_Work instruction_
Would you mind restating all of the records word for word, skipping the pictures?

_Records provided_

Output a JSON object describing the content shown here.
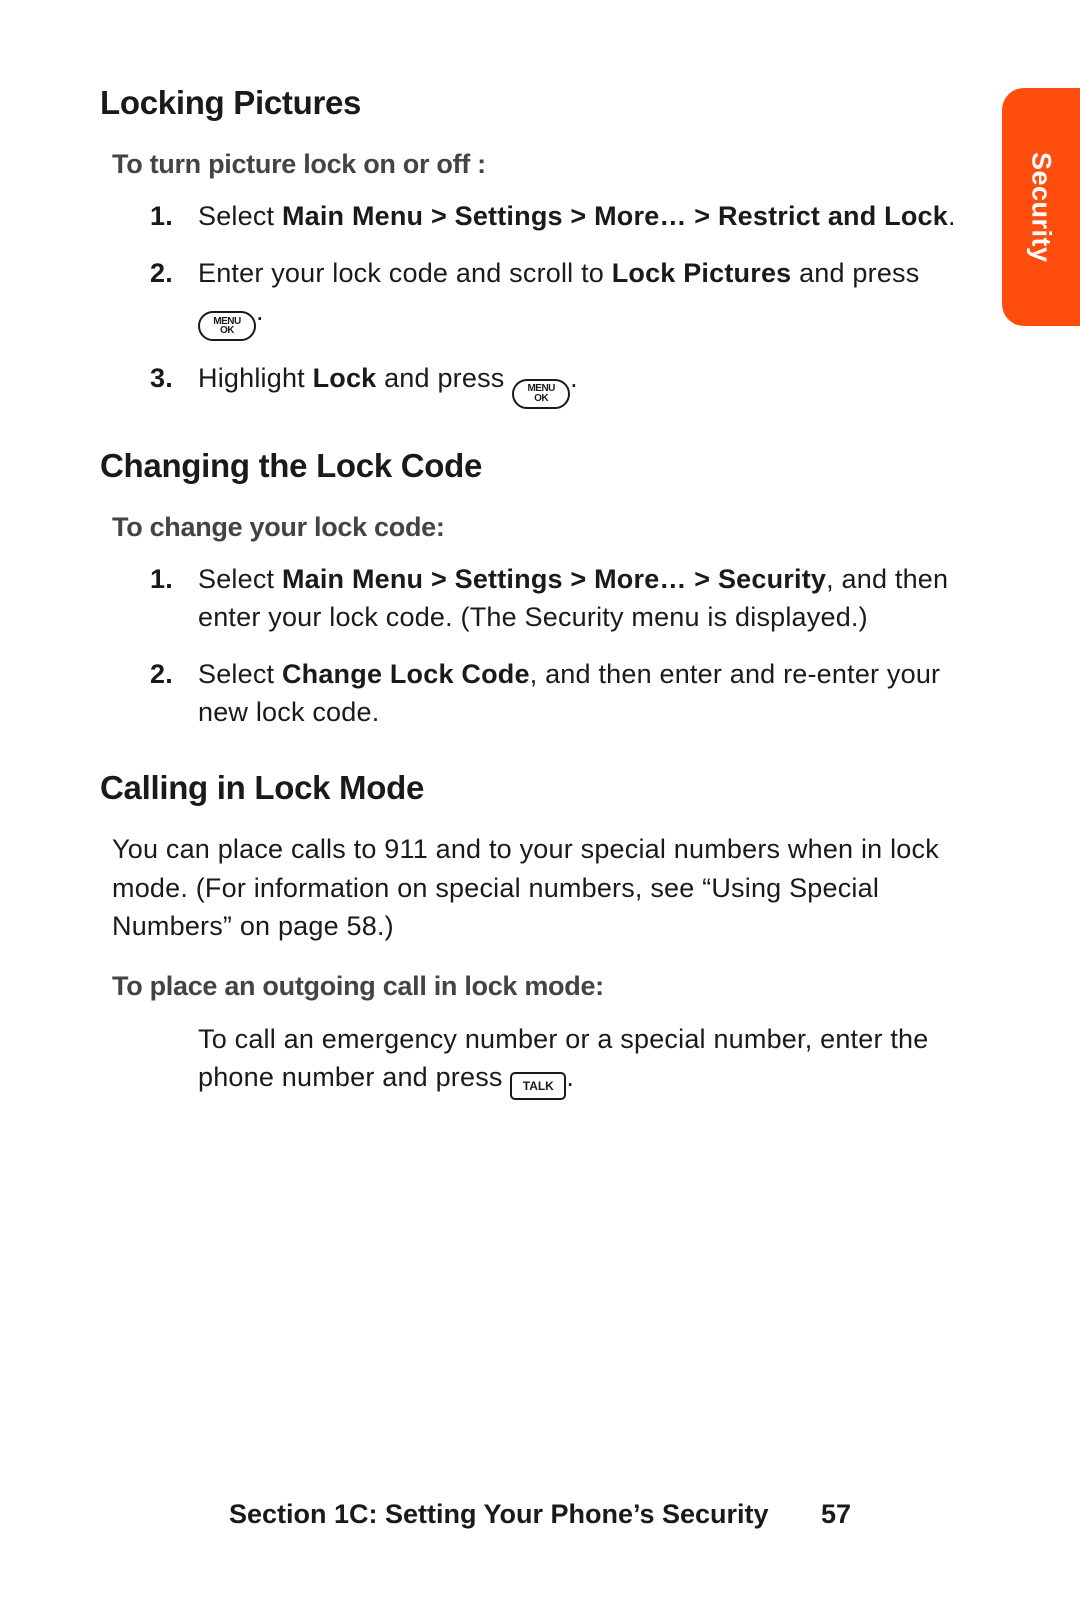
{
  "sideTab": "Security",
  "key": {
    "menu_top": "MENU",
    "menu_bottom": "OK",
    "talk": "TALK"
  },
  "s1": {
    "title": "Locking Pictures",
    "sub": "To turn picture lock on or off :",
    "st1_n": "1.",
    "st1_a": "Select ",
    "st1_b": "Main Menu > Settings > More… > Restrict and Lock",
    "st1_c": ".",
    "st2_n": "2.",
    "st2_a": "Enter your lock code and scroll to ",
    "st2_b": "Lock Pictures",
    "st2_c": " and press ",
    "st2_d": ".",
    "st3_n": "3.",
    "st3_a": "Highlight ",
    "st3_b": "Lock",
    "st3_c": " and press ",
    "st3_d": "."
  },
  "s2": {
    "title": "Changing the Lock Code",
    "sub": "To change your lock code:",
    "st1_n": "1.",
    "st1_a": "Select ",
    "st1_b": "Main Menu > Settings > More… > Security",
    "st1_c": ", and then enter your lock code. (The Security menu is displayed.)",
    "st2_n": "2.",
    "st2_a": "Select ",
    "st2_b": "Change Lock Code",
    "st2_c": ", and then enter and re-enter your new lock code."
  },
  "s3": {
    "title": "Calling in Lock Mode",
    "para": "You can place calls to 911 and to your special numbers when in lock mode. (For information on special numbers, see “Using Special Numbers” on page 58.)",
    "sub": "To place an outgoing call in lock mode:",
    "body_a": "To call an emergency number or a special number, enter the phone number and press ",
    "body_b": "."
  },
  "footer": {
    "section": "Section 1C: Setting Your Phone’s Security",
    "page": "57"
  }
}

_Solved problem_
Output a JSON object describing the content shown here.
{
  "sideTab": "Security",
  "key": {
    "menu_top": "MENU",
    "menu_bottom": "OK",
    "talk": "TALK"
  },
  "s1": {
    "title": "Locking Pictures",
    "sub": "To turn picture lock on or off :",
    "st1_n": "1.",
    "st1_a": "Select ",
    "st1_b": "Main Menu > Settings > More… > Restrict and Lock",
    "st1_c": ".",
    "st2_n": "2.",
    "st2_a": "Enter your lock code and scroll to ",
    "st2_b": "Lock Pictures",
    "st2_c": " and press ",
    "st2_d": ".",
    "st3_n": "3.",
    "st3_a": "Highlight ",
    "st3_b": "Lock",
    "st3_c": " and press ",
    "st3_d": "."
  },
  "s2": {
    "title": "Changing the Lock Code",
    "sub": "To change your lock code:",
    "st1_n": "1.",
    "st1_a": "Select ",
    "st1_b": "Main Menu > Settings > More… > Security",
    "st1_c": ", and then enter your lock code. (The Security menu is displayed.)",
    "st2_n": "2.",
    "st2_a": "Select ",
    "st2_b": "Change Lock Code",
    "st2_c": ", and then enter and re-enter your new lock code."
  },
  "s3": {
    "title": "Calling in Lock Mode",
    "para": "You can place calls to 911 and to your special numbers when in lock mode. (For information on special numbers, see “Using Special Numbers” on page 58.)",
    "sub": "To place an outgoing call in lock mode:",
    "body_a": "To call an emergency number or a special number, enter the phone number and press ",
    "body_b": "."
  },
  "footer": {
    "section": "Section 1C: Setting Your Phone’s Security",
    "page": "57"
  }
}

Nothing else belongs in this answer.